02 September, 2015
U.S. President Barack Obama hiked a melting Arctic glacier in Alaska Tuesday to bring attention to climate change.
Mr. Obama warned that greenhouse gas emissions are changing the global climate for the worse. He asked the world to respond quickly to cutting those emissions.
The American leader is visiting the remote U.S. state for three days. He is using its beautiful, but fragile landscape to call attention to the serious situation. Scientists say rising temperatures and unstable weather patterns will leave entire nations and major coastal cities underwater.
But at the same time, Mr. Obama is asking the U.S. Congress to quickly approve funding for a new heavy icebreaker that costs $1 billion. He wants the ship completed two years earlier than planned.
The U.S. has two ice-breaking ships. Russia has 40.
A new, heavy duty ship might seem unnecessary if the ice cap is melting. Soon, ships will be able to cut through Arctic waters and shorten their trade routes.
Opening those routes increases risks for shipping and the environment. More drilling for oil and natural gas could lead to more spills and accidents.
The Arctic seabed is important to many countries because it may hold nearly a quarter of the world's oil and gas.
Mr. Obama declared climate change to be the defining threat of this century. He said the world is "not acting fast enough" to address climate change.
"On this issue of all issues, there is such a thing as being too late,'' he said. "And that moment is almost upon us."
"Human activity is disrupting the climate, in many ways, faster than we previously thought. The science is stark. It is sharpening. It proves that this once distance threat is now very much in the present."

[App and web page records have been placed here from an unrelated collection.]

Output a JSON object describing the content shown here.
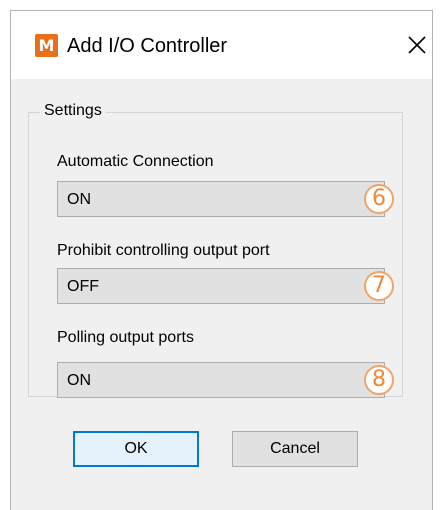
{
  "window": {
    "app_icon_letter": "M",
    "title": "Add I/O Controller",
    "close_glyph": "X"
  },
  "settings": {
    "group_label": "Settings",
    "fields": [
      {
        "label": "Automatic Connection",
        "value": "ON",
        "callout": "6"
      },
      {
        "label": "Prohibit controlling output port",
        "value": "OFF",
        "callout": "7"
      },
      {
        "label": "Polling output ports",
        "value": "ON",
        "callout": "8"
      }
    ]
  },
  "buttons": {
    "ok": "OK",
    "cancel": "Cancel"
  },
  "colors": {
    "accent": "#0078d7",
    "app_icon": "#e8701a",
    "callout": "#ec8a3c"
  }
}
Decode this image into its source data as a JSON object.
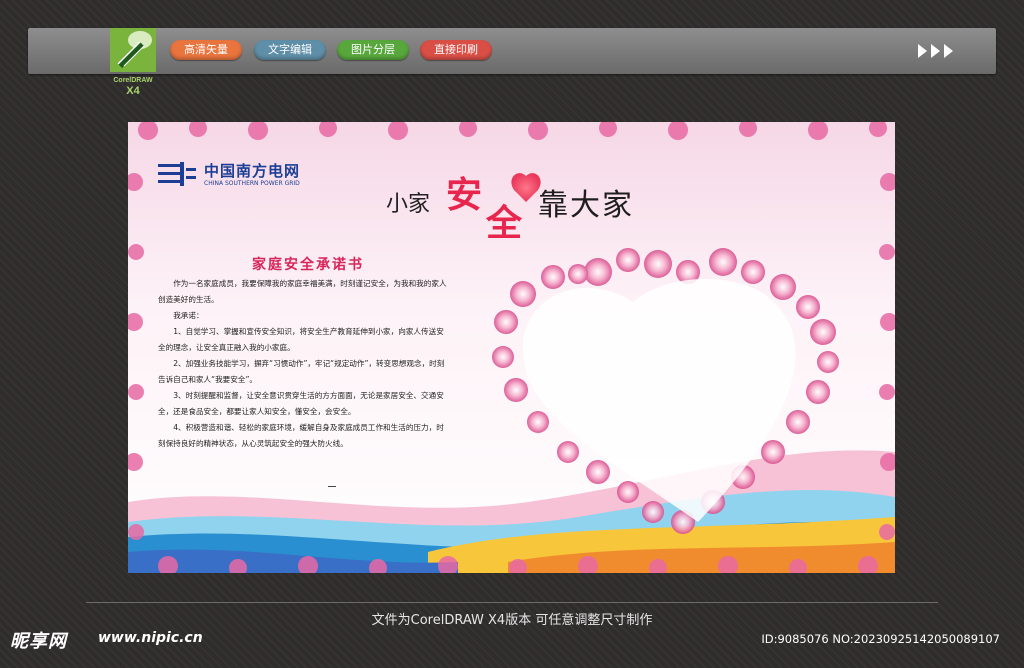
{
  "toolbar": {
    "logo_brand": "CorelDRAW",
    "logo_version": "X4",
    "buttons": [
      {
        "label": "高清矢量",
        "color": "#e9743e"
      },
      {
        "label": "文字编辑",
        "color": "#5f8fa8"
      },
      {
        "label": "图片分层",
        "color": "#58a73d"
      },
      {
        "label": "直接印刷",
        "color": "#d94f46"
      }
    ],
    "next_icon": "triple-arrow-right-icon"
  },
  "poster": {
    "company_cn": "中国南方电网",
    "company_en": "CHINA SOUTHERN POWER GRID",
    "headline": {
      "part1": "小家",
      "part2": "安",
      "part3": "全",
      "part4": "靠大家"
    },
    "doc_title": "家庭安全承诺书",
    "paragraphs": [
      "作为一名家庭成员，我要保障我的家庭幸福美满，时刻谨记安全，为我和我的家人创造美好的生活。",
      "我承诺：",
      "1、自觉学习、掌握和宣传安全知识，将安全生产教育延伸到小家，向家人传送安全的理念，让安全真正融入我的小家庭。",
      "2、加强业务技能学习，摒弃“习惯动作”，牢记“规定动作”，转变思想观念，时刻告诉自己和家人“我要安全”。",
      "3、时刻提醒和监督，让安全意识贯穿生活的方方面面，无论是家居安全、交通安全，还是食品安全，都要让家人知安全，懂安全，会安全。",
      "4、积极营造和谐、轻松的家庭环境，缓解自身及家庭成员工作和生活的压力，时刻保持良好的精神状态，从心灵筑起安全的强大防火线。"
    ],
    "accent_color": "#e8254c",
    "brand_color": "#1c3f95"
  },
  "caption": "文件为CorelDRAW X4版本  可任意调整尺寸制作",
  "watermark": {
    "site_name": "昵享网",
    "url": "www.nipic.cn",
    "id_text": "ID:9085076 NO:20230925142050089107"
  }
}
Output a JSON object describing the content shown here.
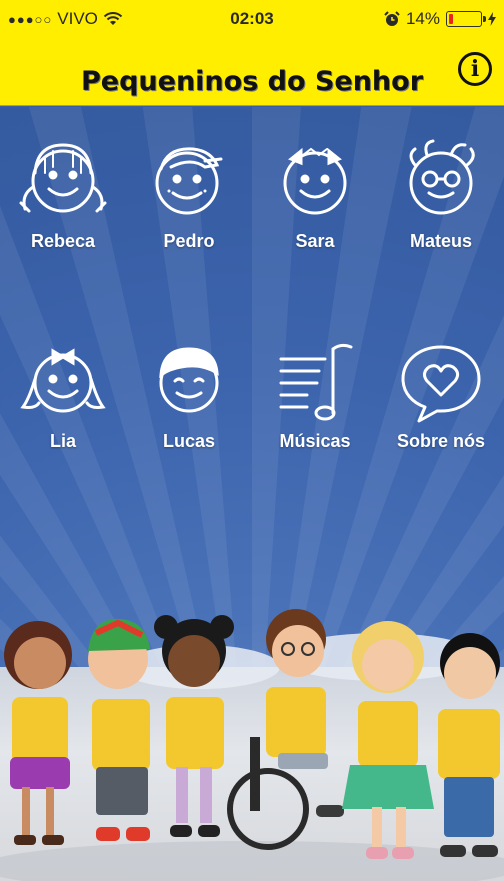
{
  "status_bar": {
    "carrier": "VIVO",
    "time": "02:03",
    "battery_percent": "14%",
    "battery_level": 0.14,
    "battery_color": "#e8261b"
  },
  "nav": {
    "title": "Pequeninos do Senhor",
    "info_icon": "info-icon"
  },
  "colors": {
    "header_yellow": "#ffee00",
    "background_blue": "#3c64ad"
  },
  "menu": {
    "items": [
      {
        "label": "Rebeca",
        "icon": "girl-pigtails-face-icon"
      },
      {
        "label": "Pedro",
        "icon": "boy-cap-face-icon"
      },
      {
        "label": "Sara",
        "icon": "girl-bows-face-icon"
      },
      {
        "label": "Mateus",
        "icon": "boy-glasses-face-icon"
      },
      {
        "label": "Lia",
        "icon": "girl-bow-face-icon"
      },
      {
        "label": "Lucas",
        "icon": "boy-hair-face-icon"
      },
      {
        "label": "Músicas",
        "icon": "music-note-icon"
      },
      {
        "label": "Sobre nós",
        "icon": "heart-speech-bubble-icon"
      }
    ]
  }
}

Mr. Obama is the first U.S. president to visit the Arctic Circle while in office. He called the effects of climate change in Alaska devastating.
"Over the past 60 years, Alaska has warmed about twice as fast as the rest of the United States. Last year was Alaska's warmest year on record - just as it was for the rest of the world."
Glaciers are melting quickly. Oceans and rivers are warmer and more acidic. Sea levels are rising. And, Mr. Obama said, shoreline erosion rates are very swift.
To his critics, the president said "there doesn't have to be a conflict between a sound environment and strong economic growth." Mr. Obama argues that the cost will be higher if nations do nothing to combat climate change.
"The time to plead ignorance is surely past. Those who want to ignore the science, they are increasingly alone. They are on their own shrinking island."
Commitment to take action
At a U.S. State Department conference in Alaska on Monday, officials from the U.S., France, South Korea, Singapore and other countries announced their commitment to take "urgent" action against climate change. They, too, want to slow the pace of global warming in the fragile Arctic region.
"We take seriously warnings by scientists," they said in a joint statement.
"Temperatures at the Arctic are increasing at more than twice the average global rate. Loss of Arctic snow and ice is accelerating the warming of the planet as a whole," they said.
Officials will meet again at a U.N. conference on climate change later this year in Paris, France.
I'm Anne Ball.
Words in This Story
emission (s) –n. sending out something , like gas, from a source
remote – adj. far away
fragile – adj. breaks easily
doomsday –n. the day the world is destroyed
stark – adj. having a plain, empty or cold appearance
devastating – adj. causing harm or great damage
acidic – adj. containing acid
swiftest shoreline erosion – phrase. the edge of the shore is quickly being worn away
carbon dioxide –n. gas produced by certain fuels burned